◆ **GOAL OF THE EXERCISE**:
Nothing but the lines from the one including "Output a JSON" through the last line of the entries, restated exactly, should appear in the answer; omit the pictures.

**** RECORDS FOR THE EXERCISE ****

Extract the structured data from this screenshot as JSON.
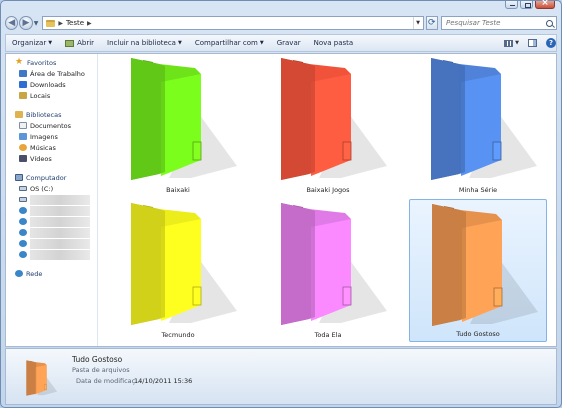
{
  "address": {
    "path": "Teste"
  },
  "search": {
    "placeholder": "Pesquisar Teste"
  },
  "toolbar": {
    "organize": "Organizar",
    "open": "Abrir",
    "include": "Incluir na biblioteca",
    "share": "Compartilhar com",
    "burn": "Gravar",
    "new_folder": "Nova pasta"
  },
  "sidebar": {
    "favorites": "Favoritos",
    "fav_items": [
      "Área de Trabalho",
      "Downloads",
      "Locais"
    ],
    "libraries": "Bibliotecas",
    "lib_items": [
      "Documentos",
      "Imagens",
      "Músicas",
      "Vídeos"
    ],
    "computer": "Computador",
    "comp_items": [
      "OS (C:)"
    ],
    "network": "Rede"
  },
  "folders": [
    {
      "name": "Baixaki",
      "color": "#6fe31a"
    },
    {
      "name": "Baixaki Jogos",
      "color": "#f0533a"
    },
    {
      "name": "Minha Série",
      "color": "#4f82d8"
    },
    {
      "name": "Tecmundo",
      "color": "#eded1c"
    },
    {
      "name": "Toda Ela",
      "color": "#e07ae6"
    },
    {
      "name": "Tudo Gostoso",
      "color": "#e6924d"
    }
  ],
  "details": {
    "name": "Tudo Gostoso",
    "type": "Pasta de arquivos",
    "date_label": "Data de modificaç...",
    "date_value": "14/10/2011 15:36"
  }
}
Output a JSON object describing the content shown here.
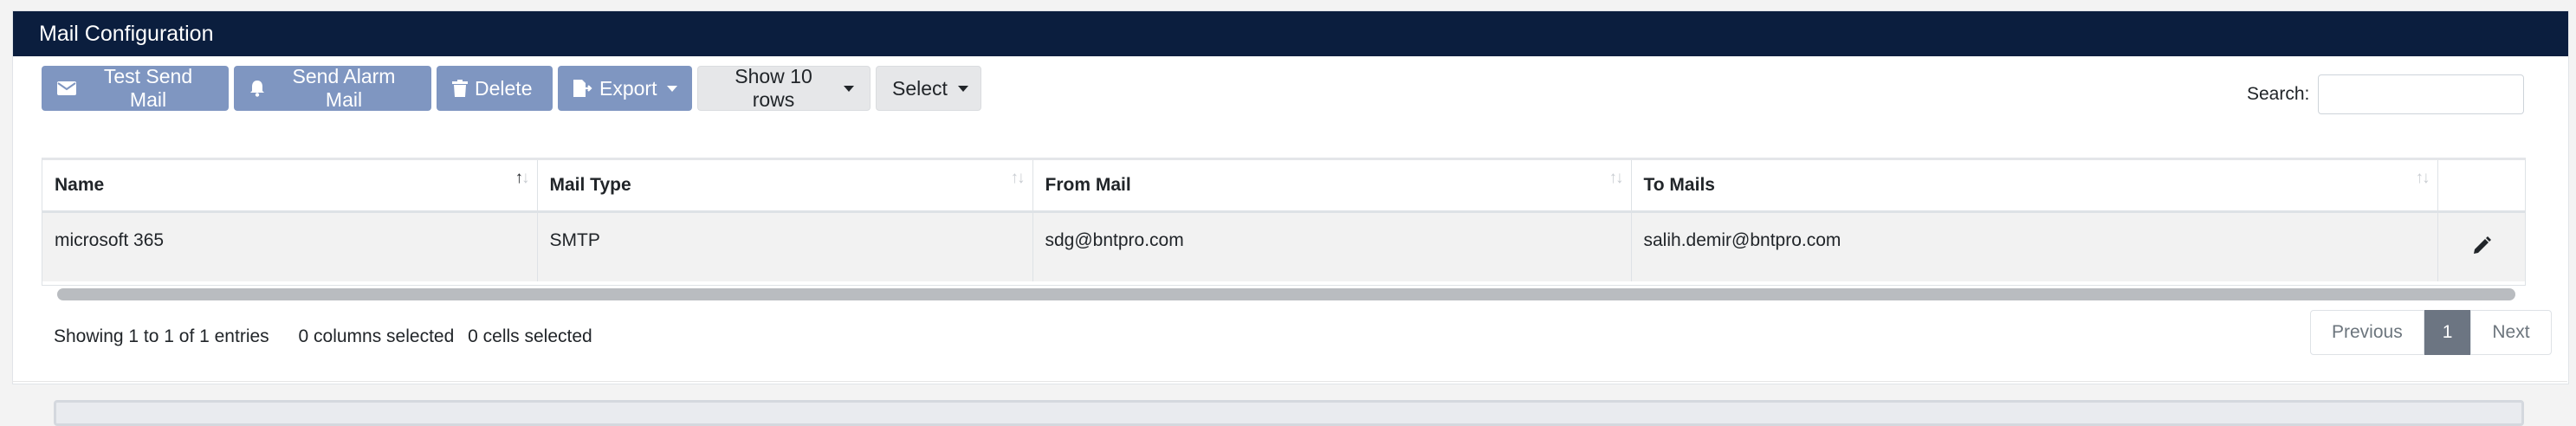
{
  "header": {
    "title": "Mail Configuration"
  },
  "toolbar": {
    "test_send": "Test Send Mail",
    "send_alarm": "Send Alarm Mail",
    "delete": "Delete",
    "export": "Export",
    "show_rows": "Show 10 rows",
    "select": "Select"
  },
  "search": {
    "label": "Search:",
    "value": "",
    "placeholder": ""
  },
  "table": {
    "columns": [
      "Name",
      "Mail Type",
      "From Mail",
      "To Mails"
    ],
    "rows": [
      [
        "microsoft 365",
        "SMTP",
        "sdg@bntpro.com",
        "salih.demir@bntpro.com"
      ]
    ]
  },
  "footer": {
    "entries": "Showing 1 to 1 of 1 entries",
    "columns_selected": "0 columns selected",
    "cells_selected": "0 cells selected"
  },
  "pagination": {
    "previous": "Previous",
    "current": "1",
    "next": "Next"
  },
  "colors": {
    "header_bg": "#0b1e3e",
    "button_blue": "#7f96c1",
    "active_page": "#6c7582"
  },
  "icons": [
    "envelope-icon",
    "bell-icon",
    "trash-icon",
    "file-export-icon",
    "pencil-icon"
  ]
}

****

◆ **RESULT OF THIS TASK**:
Output a JSON object describing the content shown here.
{
  "header": {
    "title": "Mail Configuration"
  },
  "toolbar": {
    "test_send": "Test Send Mail",
    "send_alarm": "Send Alarm Mail",
    "delete": "Delete",
    "export": "Export",
    "show_rows": "Show 10 rows",
    "select": "Select"
  },
  "search": {
    "label": "Search:",
    "value": "",
    "placeholder": ""
  },
  "table": {
    "columns": [
      "Name",
      "Mail Type",
      "From Mail",
      "To Mails"
    ],
    "rows": [
      [
        "microsoft 365",
        "SMTP",
        "sdg@bntpro.com",
        "salih.demir@bntpro.com"
      ]
    ]
  },
  "footer": {
    "entries": "Showing 1 to 1 of 1 entries",
    "columns_selected": "0 columns selected",
    "cells_selected": "0 cells selected"
  },
  "pagination": {
    "previous": "Previous",
    "current": "1",
    "next": "Next"
  },
  "colors": {
    "header_bg": "#0b1e3e",
    "button_blue": "#7f96c1",
    "active_page": "#6c7582"
  },
  "icons": [
    "envelope-icon",
    "bell-icon",
    "trash-icon",
    "file-export-icon",
    "pencil-icon"
  ]
}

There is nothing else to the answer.